1 October 2017. Related: Conference reports, HIV prevention and transmission, IAS 9th Paris 2017.
Simon Collins, HIV i-Base
A useful poster reported that very early initiation of ART, followed by several years of viral suppression, can have a relatively common outcome of testing HIV negative using rapid HIV tests.
The negative results from the waning HIV antibody responses are rarely reported when ART is started later in infection. Importantly, the results only highlight a limitation for the test sensitivity and not that HIV has been cleared.
This study was presented as a poster by Karl Stefic from an analysis of 44 participants in the French ANRS primary HIV infection (PHI) PRIMO cohort who started ART during PHI and who had undetectable viral load for at least the following three years.
Frozen serum samples were tested using the CE-certified self-test Autotest VIH, two point-of-care tests (INSTI HIV-1/2 Rapid Antibody Test and VIKIA HIV-1/2), and a 4th generation ELISA (ARCHITECT HIV Ag/Ab Combo).
Participants were mostly male (82%), median age was 40 years. At diagnosis, median CD4 cell count was 372 cells/mm3 and plasma viral load and cell-associated HIV-DNA were 5.3 and 3.6 log10 copies/million PBMCs, respectively.
ART was started a median of 43 days (range 20-115) after estimated date of infection. This corresponded to Fiebig stage II (5%), III (2%), IV (36%), V (21%) or VI (36%).
After a median of 84 months (range 36-204) on ART, HIV-specific serological responses were non-reactive for 30% of self-tests, 9% for INSTI and 7% for VIKIA. All participants remained positive with 4th generation ELISA (median index=48; range: 1.9 to 491) but 7/44 had an index value < 10.0.
Cell associated HIV-DNA at time of self-test was not associated with non-reactivity. Of note, HIV-DNA remained detectable for 9/13 patients (69%) with negative self-test. Under ART, western blot were indeterminate for 4/13 patients with non-reactive self-tests (31%) compared to 2/31 patients with reactive self-tests (6%).
The poster also noted that awareness of this possibility might be important for people using HIV self-testing in the future.
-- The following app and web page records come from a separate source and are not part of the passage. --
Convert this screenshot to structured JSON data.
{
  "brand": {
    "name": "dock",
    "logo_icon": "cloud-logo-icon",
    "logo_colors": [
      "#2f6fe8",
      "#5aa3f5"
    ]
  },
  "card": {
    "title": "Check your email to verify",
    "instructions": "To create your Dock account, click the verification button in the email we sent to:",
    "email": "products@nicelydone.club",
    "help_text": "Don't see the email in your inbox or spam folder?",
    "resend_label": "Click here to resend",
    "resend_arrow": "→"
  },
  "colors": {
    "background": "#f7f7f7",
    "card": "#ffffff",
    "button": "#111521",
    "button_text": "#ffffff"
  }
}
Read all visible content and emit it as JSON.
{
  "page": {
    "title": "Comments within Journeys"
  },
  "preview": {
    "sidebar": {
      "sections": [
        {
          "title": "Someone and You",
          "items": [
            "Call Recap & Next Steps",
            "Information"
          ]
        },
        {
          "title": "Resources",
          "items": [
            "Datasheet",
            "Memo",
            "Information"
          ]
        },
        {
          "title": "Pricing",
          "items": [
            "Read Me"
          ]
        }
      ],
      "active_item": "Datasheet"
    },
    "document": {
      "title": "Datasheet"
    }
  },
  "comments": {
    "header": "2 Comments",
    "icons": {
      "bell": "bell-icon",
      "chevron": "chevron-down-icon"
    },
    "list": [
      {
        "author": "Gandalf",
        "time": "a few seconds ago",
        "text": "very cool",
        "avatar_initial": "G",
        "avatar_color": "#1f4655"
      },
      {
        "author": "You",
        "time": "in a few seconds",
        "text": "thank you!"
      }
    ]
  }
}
Stefic K et al. Non-reactive HIV-1 self-tests after sustained viral suppression following early antiretroviral therapy. IAS 2017, 23–26 July 2017, Paris. Poster abstract MOPOB0253.
http://programme.ias2017.org/Abstract/Abstract/1246 (abstract and poster)